Now ... outside the room is a class of children. Thirty of them all lined up ready to go in and eat the chocolate. These children are allowed to come in one at a time and can enter when the person in front of them has sat down. When a child enters the room they ask themself this question:
"If the chocolate on the table I sit at is to be shared out equally when I sit down, which would be the best table to sit at?"
It is fairly easy for the first few children to decide where to sit, but the question gets harder to answer, e.g.
It maybe that when child $9$ comes into the room they see:
Peter wanted to make two pies for a party. His mother had a recipe for him to use. However, she always made 80 pies at a time. Did Peter have enough ingredients to make two pumpkin pies?
The discs for this game are kept in a flat square box with a square hole for each. Use the information to find out how many discs of each colour there are in the box.

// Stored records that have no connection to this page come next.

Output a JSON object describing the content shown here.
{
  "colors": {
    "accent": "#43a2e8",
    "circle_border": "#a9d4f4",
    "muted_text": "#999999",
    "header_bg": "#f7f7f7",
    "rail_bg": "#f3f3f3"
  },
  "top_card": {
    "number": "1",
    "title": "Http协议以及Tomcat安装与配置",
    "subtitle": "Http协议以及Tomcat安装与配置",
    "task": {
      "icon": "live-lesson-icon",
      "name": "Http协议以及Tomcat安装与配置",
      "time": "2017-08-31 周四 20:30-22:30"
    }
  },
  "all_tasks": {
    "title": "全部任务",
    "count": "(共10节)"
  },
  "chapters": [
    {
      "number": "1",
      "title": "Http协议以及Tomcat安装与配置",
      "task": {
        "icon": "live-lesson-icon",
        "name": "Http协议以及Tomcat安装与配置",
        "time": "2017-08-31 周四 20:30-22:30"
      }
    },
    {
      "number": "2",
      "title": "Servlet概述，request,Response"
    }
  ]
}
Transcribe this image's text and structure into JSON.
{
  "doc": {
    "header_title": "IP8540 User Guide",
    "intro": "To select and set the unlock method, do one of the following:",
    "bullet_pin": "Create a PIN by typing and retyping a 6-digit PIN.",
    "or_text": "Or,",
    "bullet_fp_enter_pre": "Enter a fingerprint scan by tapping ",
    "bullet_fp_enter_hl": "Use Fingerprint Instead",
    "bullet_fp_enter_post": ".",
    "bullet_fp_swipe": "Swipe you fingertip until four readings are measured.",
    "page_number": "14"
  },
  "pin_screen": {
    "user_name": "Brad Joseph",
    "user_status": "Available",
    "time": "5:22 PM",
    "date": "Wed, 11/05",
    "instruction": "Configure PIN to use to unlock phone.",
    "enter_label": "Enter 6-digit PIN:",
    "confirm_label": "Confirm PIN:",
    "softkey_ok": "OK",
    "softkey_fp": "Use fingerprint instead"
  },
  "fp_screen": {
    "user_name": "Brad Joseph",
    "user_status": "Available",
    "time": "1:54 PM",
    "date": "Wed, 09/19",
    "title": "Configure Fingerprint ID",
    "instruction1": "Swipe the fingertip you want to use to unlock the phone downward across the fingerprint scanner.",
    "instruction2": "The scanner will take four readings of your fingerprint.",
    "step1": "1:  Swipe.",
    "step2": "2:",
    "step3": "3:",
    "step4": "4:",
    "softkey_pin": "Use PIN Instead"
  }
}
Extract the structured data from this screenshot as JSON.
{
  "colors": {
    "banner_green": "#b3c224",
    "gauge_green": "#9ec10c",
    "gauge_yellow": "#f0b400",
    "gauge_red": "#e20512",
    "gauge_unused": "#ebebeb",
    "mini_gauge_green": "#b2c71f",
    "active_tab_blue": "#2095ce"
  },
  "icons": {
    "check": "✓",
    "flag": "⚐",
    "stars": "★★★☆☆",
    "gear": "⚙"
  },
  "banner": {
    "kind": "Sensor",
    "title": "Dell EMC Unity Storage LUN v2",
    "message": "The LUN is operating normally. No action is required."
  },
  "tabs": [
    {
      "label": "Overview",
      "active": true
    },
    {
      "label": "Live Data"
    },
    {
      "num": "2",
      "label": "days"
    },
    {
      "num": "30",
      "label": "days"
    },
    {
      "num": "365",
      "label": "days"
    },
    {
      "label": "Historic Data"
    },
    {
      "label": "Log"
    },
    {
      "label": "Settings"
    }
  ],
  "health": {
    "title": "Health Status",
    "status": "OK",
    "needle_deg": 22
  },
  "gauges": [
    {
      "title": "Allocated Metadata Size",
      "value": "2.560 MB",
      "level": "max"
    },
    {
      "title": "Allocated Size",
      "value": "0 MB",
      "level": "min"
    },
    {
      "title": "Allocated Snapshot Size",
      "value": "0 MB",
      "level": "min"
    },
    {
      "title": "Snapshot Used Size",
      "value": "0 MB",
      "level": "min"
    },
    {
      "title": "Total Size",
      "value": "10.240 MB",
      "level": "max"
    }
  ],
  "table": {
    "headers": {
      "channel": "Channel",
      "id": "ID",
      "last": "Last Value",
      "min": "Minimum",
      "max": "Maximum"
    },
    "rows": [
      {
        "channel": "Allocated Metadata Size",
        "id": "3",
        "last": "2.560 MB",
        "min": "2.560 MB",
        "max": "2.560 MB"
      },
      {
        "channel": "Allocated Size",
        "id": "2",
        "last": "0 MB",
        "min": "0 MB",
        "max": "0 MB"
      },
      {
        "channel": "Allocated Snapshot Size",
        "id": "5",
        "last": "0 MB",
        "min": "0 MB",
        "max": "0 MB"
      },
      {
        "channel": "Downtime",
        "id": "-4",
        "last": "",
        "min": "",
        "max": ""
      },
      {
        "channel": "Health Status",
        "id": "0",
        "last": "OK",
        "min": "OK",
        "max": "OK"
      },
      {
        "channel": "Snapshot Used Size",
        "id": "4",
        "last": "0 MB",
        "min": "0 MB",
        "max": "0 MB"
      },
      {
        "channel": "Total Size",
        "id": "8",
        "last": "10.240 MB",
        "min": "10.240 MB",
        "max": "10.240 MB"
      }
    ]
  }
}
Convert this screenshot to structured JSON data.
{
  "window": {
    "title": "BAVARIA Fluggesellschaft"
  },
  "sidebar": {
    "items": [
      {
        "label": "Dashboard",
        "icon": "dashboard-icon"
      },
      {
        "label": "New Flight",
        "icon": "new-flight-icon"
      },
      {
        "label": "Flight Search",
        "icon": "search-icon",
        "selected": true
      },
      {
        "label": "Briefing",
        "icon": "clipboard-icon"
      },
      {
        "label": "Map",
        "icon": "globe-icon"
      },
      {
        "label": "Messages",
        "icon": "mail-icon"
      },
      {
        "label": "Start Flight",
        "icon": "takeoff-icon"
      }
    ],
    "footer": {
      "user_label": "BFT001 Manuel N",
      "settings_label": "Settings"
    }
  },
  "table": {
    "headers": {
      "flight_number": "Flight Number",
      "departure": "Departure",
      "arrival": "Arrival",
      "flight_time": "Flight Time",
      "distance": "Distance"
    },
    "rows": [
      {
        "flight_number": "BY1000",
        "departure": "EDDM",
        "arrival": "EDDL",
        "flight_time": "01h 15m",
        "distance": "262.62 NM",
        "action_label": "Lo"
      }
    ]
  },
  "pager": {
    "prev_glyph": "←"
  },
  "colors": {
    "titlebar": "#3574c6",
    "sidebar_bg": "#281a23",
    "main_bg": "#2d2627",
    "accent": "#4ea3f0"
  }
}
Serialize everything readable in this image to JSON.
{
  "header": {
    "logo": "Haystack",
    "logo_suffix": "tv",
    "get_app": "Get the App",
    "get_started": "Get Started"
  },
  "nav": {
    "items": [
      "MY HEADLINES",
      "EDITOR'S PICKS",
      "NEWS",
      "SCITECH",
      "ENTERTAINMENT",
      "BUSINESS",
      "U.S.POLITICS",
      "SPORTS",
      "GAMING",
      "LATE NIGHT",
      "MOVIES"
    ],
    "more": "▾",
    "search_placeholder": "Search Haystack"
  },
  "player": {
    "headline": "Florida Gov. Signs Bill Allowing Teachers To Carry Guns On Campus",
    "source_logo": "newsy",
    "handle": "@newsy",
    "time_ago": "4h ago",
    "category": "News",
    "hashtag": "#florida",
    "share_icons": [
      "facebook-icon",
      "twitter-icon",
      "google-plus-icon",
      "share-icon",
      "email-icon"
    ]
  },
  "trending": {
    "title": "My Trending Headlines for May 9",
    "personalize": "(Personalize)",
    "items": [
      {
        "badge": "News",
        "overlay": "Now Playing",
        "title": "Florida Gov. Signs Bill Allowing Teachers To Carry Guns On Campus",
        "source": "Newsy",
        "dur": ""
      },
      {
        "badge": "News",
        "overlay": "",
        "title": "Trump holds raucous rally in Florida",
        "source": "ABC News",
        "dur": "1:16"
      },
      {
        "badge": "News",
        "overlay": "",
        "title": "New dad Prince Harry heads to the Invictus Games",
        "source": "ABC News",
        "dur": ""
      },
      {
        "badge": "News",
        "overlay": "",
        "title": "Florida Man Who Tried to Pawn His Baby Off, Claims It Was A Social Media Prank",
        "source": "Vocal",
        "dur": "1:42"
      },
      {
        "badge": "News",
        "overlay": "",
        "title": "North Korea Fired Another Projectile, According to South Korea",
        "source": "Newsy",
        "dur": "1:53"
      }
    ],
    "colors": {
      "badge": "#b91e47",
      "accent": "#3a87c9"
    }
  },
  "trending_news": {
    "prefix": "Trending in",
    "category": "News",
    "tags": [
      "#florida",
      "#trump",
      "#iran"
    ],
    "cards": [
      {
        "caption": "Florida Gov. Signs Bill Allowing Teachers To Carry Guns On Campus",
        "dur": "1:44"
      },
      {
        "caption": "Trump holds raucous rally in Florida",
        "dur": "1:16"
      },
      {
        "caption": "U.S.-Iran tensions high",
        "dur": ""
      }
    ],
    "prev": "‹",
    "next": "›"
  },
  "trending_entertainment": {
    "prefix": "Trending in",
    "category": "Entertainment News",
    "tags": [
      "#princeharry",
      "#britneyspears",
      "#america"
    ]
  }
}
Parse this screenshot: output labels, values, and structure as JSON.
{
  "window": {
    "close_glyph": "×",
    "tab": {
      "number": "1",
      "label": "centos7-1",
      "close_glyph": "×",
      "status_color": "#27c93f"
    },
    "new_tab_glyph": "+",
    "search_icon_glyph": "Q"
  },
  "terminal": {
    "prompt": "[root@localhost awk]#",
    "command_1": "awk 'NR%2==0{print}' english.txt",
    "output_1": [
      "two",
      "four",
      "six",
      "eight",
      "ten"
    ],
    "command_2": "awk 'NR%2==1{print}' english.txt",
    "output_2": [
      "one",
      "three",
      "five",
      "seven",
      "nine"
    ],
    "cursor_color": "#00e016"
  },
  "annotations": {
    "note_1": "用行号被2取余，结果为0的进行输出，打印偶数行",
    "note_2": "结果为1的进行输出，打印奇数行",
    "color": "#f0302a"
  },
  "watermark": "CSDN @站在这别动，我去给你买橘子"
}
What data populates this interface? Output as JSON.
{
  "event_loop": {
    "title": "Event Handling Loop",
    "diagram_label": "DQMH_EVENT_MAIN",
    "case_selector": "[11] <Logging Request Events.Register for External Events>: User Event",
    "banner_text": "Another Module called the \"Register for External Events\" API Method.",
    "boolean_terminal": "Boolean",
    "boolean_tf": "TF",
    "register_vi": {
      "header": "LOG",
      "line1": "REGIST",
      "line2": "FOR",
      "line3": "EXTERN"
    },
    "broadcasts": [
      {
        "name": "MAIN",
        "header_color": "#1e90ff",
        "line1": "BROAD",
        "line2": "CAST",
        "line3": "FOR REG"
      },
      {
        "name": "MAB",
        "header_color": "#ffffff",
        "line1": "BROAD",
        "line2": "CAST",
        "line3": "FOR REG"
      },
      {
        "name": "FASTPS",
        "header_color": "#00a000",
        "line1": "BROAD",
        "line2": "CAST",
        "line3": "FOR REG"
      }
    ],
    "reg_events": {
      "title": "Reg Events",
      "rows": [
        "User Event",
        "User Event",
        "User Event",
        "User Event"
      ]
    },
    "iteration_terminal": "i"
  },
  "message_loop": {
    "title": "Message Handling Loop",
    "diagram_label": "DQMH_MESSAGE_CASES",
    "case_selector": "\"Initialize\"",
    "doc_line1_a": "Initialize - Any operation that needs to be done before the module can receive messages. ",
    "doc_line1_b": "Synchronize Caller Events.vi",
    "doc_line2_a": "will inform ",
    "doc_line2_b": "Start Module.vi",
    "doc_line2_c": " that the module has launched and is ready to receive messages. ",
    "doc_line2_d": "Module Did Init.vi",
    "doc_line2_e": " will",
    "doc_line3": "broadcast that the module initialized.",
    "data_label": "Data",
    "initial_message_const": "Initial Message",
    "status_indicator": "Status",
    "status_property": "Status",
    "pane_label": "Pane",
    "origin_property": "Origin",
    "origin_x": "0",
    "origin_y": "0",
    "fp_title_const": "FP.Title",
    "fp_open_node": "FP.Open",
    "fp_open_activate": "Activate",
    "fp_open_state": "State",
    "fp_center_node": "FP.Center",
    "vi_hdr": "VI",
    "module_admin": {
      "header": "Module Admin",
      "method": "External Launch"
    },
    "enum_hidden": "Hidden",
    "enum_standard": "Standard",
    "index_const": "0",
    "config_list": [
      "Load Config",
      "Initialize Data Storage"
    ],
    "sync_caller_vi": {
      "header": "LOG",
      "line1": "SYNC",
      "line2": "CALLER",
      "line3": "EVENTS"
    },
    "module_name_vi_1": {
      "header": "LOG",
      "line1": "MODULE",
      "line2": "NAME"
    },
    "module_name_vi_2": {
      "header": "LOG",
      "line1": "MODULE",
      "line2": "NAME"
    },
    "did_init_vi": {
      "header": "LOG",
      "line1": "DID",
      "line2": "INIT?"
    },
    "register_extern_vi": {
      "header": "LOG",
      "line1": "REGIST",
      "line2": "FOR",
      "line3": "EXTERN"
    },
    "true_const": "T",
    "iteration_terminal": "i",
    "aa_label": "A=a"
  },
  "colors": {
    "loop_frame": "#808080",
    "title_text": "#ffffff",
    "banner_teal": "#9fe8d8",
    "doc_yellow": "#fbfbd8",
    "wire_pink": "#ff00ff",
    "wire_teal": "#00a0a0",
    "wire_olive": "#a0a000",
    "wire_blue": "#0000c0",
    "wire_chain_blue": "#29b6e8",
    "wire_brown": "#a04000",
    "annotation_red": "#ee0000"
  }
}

Use the lines on this figure to show how the square can be divided into 2 halves, 3 thirds, 6 sixths and 9 ninths.